Lygia Bojunga

What has the award meant to you?

It has meant a lot and I shall always be thankful to Sweden.  

When I was eight years old, I read a book by the Brazilian writer Monteiro Lobato that changed my life. The book made me fall in love with literature (until then, I thought books were boring companions). I read everything Lobato wrote for children and I could no longer do without books. As an adolescent, I began to nourish a dream, which gradually became a genuine urge – to enlarge my relationship with books. 

First, I learnt other languages, which gave me access to a greater variety of books. Then I began writing books myself – and was very pleased, I must admit, to find they helped to pay my bills. Seeking to get even closer to books, I became my own publisher and, in so doing, was able to complete the process from having an idea for a book through to the finished project arriving into the hands of the reader. When I saw that my tiny publishing house was alive and well, I decided to complete my love affair with books by creating a foundation related to books. But how could such a venture be funded? 

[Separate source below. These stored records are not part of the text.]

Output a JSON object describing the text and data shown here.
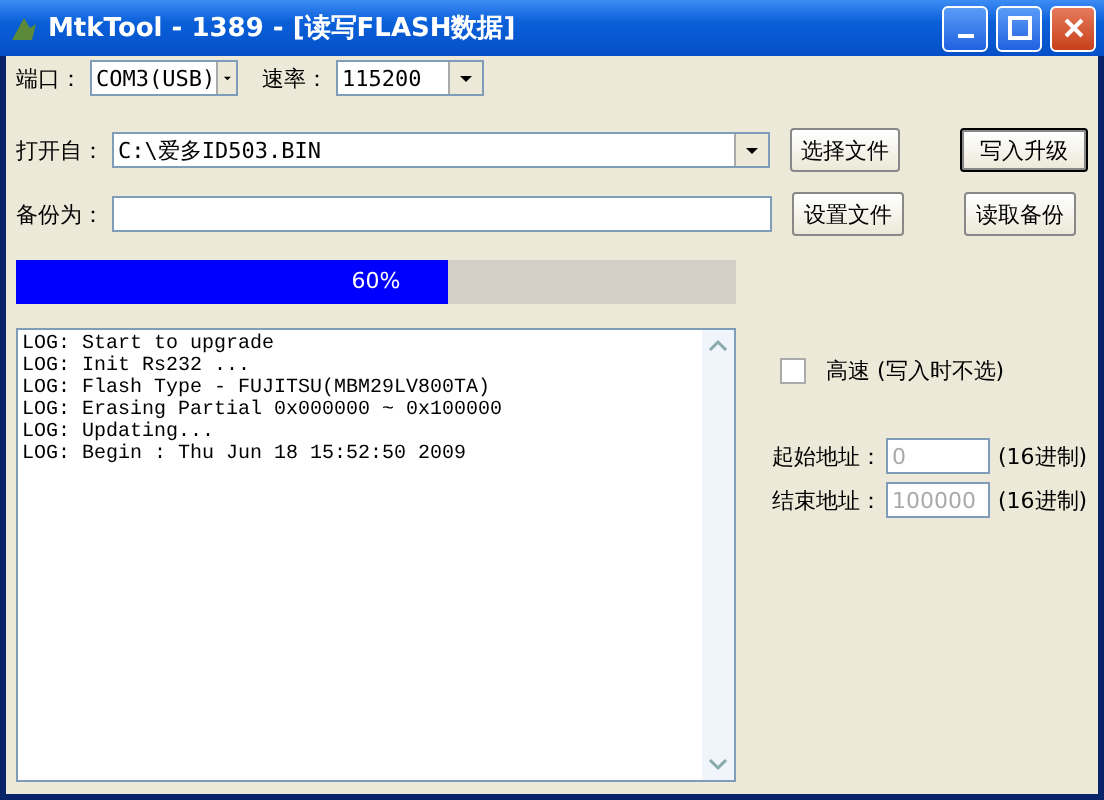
{
  "window": {
    "title": "MtkTool - 1389 - [读写FLASH数据]"
  },
  "port": {
    "label": "端口：",
    "value": "COM3(USB)"
  },
  "baud": {
    "label": "速率：",
    "value": "115200"
  },
  "open_from": {
    "label": "打开自：",
    "value": "C:\\爱多ID503.BIN"
  },
  "backup_as": {
    "label": "备份为："
  },
  "buttons": [
    {
      "label": "选择文件",
      "default": false
    },
    {
      "label": "写入升级",
      "default": true
    },
    {
      "label": "设置文件",
      "default": false
    },
    {
      "label": "读取备份",
      "default": false
    }
  ],
  "progress": {
    "level": 0.6,
    "text": "60%"
  },
  "log": [
    "LOG: Start to upgrade",
    "LOG: Init Rs232 ...",
    "LOG: Flash Type - FUJITSU(MBM29LV800TA)",
    "LOG: Erasing Partial 0x000000 ~ 0x100000",
    "LOG: Updating...",
    "LOG: Begin : Thu Jun 18 15:52:50 2009"
  ],
  "high_speed": {
    "label": "高速 (写入时不选)",
    "checked": false
  },
  "addresses": [
    {
      "label": "起始地址：",
      "value": "0",
      "disabled": true,
      "unit": "(16进制)"
    },
    {
      "label": "结束地址：",
      "value": "100000",
      "disabled": true,
      "unit": "(16进制)"
    }
  ]
}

As if in answer to what appeared to be an insurmountable problem came an early morning telephone call from Sweden advising me I had won the ALMA prize for 2004. The foundation was immediately set up and, over the past six years, it has been able to develop and support community projects that are beneficial to adults, adolescents and children, including a major project that encourages reading.

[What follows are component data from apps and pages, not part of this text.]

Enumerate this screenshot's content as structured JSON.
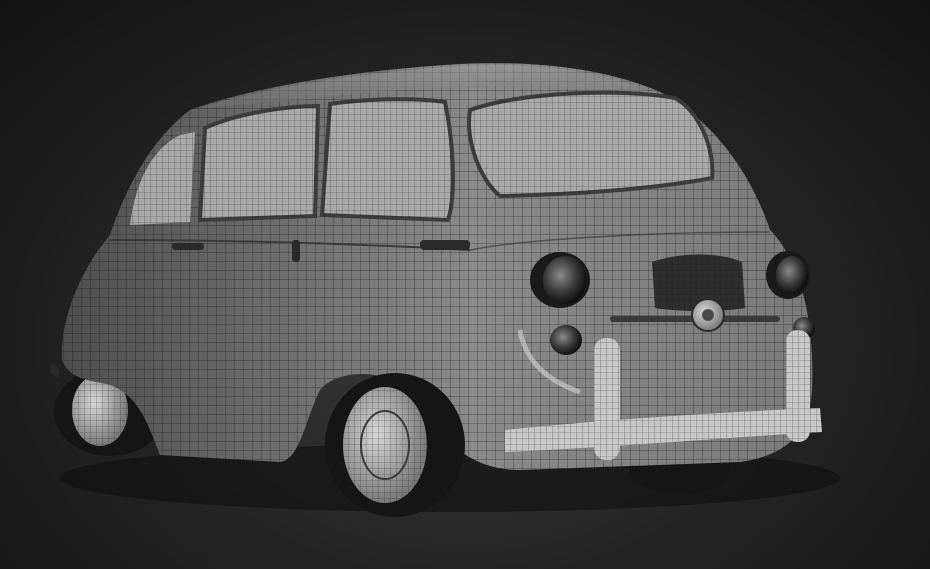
{
  "scene": {
    "subject": "car-wireframe-model",
    "colors": {
      "background_center": "#3a3a3a",
      "background_edge": "#121212",
      "body": "#8a8a8a",
      "body_dark": "#4e4e4e",
      "window": "#a9a9a9",
      "wire": "#1c1c1c",
      "tire": "#151515",
      "chrome": "#c8c8c8"
    }
  }
}
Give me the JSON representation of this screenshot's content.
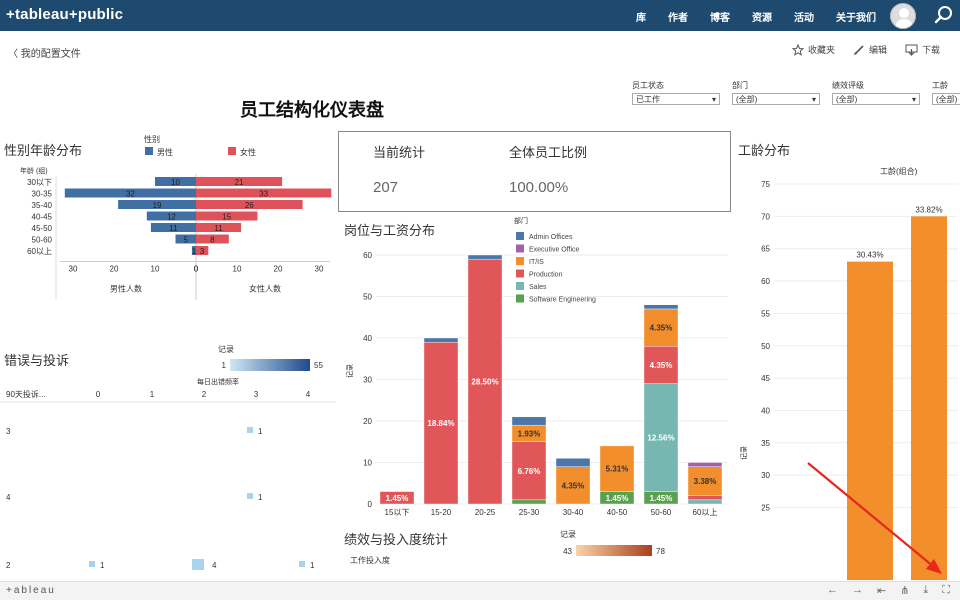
{
  "nav": {
    "logo": "+tableau+public",
    "links": [
      "库",
      "作者",
      "博客",
      "资源",
      "活动",
      "关于我们"
    ]
  },
  "sub": {
    "back": "〈 我的配置文件",
    "actions": [
      "收藏夹",
      "编辑",
      "下载"
    ]
  },
  "dashboard": {
    "title": "员工结构化仪表盘"
  },
  "filters": [
    {
      "label": "员工状态",
      "value": "已工作"
    },
    {
      "label": "部门",
      "value": "(全部)"
    },
    {
      "label": "绩效评级",
      "value": "(全部)"
    },
    {
      "label": "工龄",
      "value": "(全部)"
    }
  ],
  "kpi": {
    "current_label": "当前统计",
    "current_value": "207",
    "ratio_label": "全体员工比例",
    "ratio_value": "100.00%"
  },
  "sections": {
    "gender_age": "性别年龄分布",
    "errors": "错误与投诉",
    "position_salary": "岗位与工资分布",
    "tenure": "工龄分布",
    "performance": "绩效与投入度统计"
  },
  "bottom": {
    "brand": "+ableau"
  },
  "colors": {
    "male": "#3f6fa3",
    "female": "#e0525a",
    "admin": "#4a76a8",
    "exec": "#a361a5",
    "it": "#f28e2b",
    "prod": "#e15759",
    "sales": "#76b7b2",
    "swe": "#59a14f",
    "tenure": "#f28e2b"
  },
  "chart_data": [
    {
      "type": "bar",
      "chart": "gender-age-pyramid",
      "legend_title": "性别",
      "legend": [
        "男性",
        "女性"
      ],
      "ylabel": "年龄 (组)",
      "categories": [
        "30以下",
        "30-35",
        "35-40",
        "40-45",
        "45-50",
        "50-60",
        "60以上"
      ],
      "series": [
        {
          "name": "男性",
          "values": [
            10,
            32,
            19,
            12,
            11,
            5,
            1
          ]
        },
        {
          "name": "女性",
          "values": [
            21,
            33,
            26,
            15,
            11,
            8,
            3
          ]
        }
      ],
      "xticks_left": [
        "30",
        "20",
        "10",
        "0"
      ],
      "xticks_right": [
        "0",
        "10",
        "20",
        "30"
      ],
      "xlabel_left": "男性人数",
      "xlabel_right": "女性人数"
    },
    {
      "type": "table",
      "chart": "errors-complaints",
      "legend_title": "记录",
      "legend_min": "1",
      "legend_max": "55",
      "col_header": "每日出错频率",
      "row_header": "90天投诉...",
      "columns": [
        "0",
        "1",
        "2",
        "3",
        "4"
      ],
      "rows": [
        "3",
        "4",
        "2"
      ],
      "cells": [
        {
          "row": "3",
          "col": 3,
          "value": "1"
        },
        {
          "row": "4",
          "col": 3,
          "value": "1"
        },
        {
          "row": "2",
          "col": 0,
          "value": "1"
        },
        {
          "row": "2",
          "col": 2,
          "value": "4"
        },
        {
          "row": "2",
          "col": 4,
          "value": "1"
        }
      ]
    },
    {
      "type": "bar",
      "chart": "position-salary-stacked",
      "legend_title": "部门",
      "legend": [
        "Admin Offices",
        "Executive Office",
        "IT/IS",
        "Production",
        "Sales",
        "Software Engineering"
      ],
      "ylabel": "记录",
      "ylim": [
        0,
        60
      ],
      "yticks": [
        0,
        10,
        20,
        30,
        40,
        50,
        60
      ],
      "categories": [
        "15以下",
        "15-20",
        "20-25",
        "25-30",
        "30-40",
        "40-50",
        "50-60",
        "60以上"
      ],
      "stacks": [
        [
          {
            "dept": "Production",
            "v": 3,
            "label": "1.45%"
          }
        ],
        [
          {
            "dept": "Production",
            "v": 39,
            "label": "18.84%"
          },
          {
            "dept": "Admin Offices",
            "v": 1
          }
        ],
        [
          {
            "dept": "Production",
            "v": 59,
            "label": "28.50%"
          },
          {
            "dept": "Admin Offices",
            "v": 1
          }
        ],
        [
          {
            "dept": "Software Engineering",
            "v": 1
          },
          {
            "dept": "Production",
            "v": 14,
            "label": "6.76%"
          },
          {
            "dept": "IT/IS",
            "v": 4,
            "label": "1.93%"
          },
          {
            "dept": "Admin Offices",
            "v": 2
          }
        ],
        [
          {
            "dept": "IT/IS",
            "v": 9,
            "label": "4.35%"
          },
          {
            "dept": "Admin Offices",
            "v": 2
          }
        ],
        [
          {
            "dept": "Software Engineering",
            "v": 3,
            "label": "1.45%"
          },
          {
            "dept": "IT/IS",
            "v": 11,
            "label": "5.31%"
          }
        ],
        [
          {
            "dept": "Software Engineering",
            "v": 3,
            "label": "1.45%"
          },
          {
            "dept": "Sales",
            "v": 26,
            "label": "12.56%"
          },
          {
            "dept": "Production",
            "v": 9,
            "label": "4.35%"
          },
          {
            "dept": "IT/IS",
            "v": 9,
            "label": "4.35%"
          },
          {
            "dept": "Admin Offices",
            "v": 1
          }
        ],
        [
          {
            "dept": "Sales",
            "v": 1
          },
          {
            "dept": "Production",
            "v": 1
          },
          {
            "dept": "IT/IS",
            "v": 7,
            "label": "3.38%"
          },
          {
            "dept": "Executive Office",
            "v": 1
          }
        ]
      ]
    },
    {
      "type": "bar",
      "chart": "tenure-distribution",
      "series_label": "工龄(组合)",
      "ylabel": "记录",
      "yticks": [
        25,
        30,
        35,
        40,
        45,
        50,
        55,
        60,
        65,
        70,
        75
      ],
      "values": [
        63,
        70
      ],
      "labels": [
        "30.43%",
        "33.82%"
      ]
    },
    {
      "type": "bar",
      "chart": "performance-engagement",
      "row_header": "工作投入度",
      "legend_title": "记录",
      "legend_min": "43",
      "legend_max": "78"
    }
  ]
}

My very grateful thanks to Astrid Lindgren Memorial Award! 

What are you working with at present?

A good part of my time is dedicated to the Publishing House and Cultural Foundation Casa Lygia Bojunga. I am also working on a new book that mixes fiction with autobiography, which I hope to publish soon.

Importance of contacts with readers/the public

There is increasing pressure on writers to be in frequent contact with the public. Visibility is an issue that most writers and artists feel obliged to comply with. Although I believe that ‘ivory towers’ are an unhealthy habitat, I still believe that a fairly good amount of solitude is very beneficial to creators.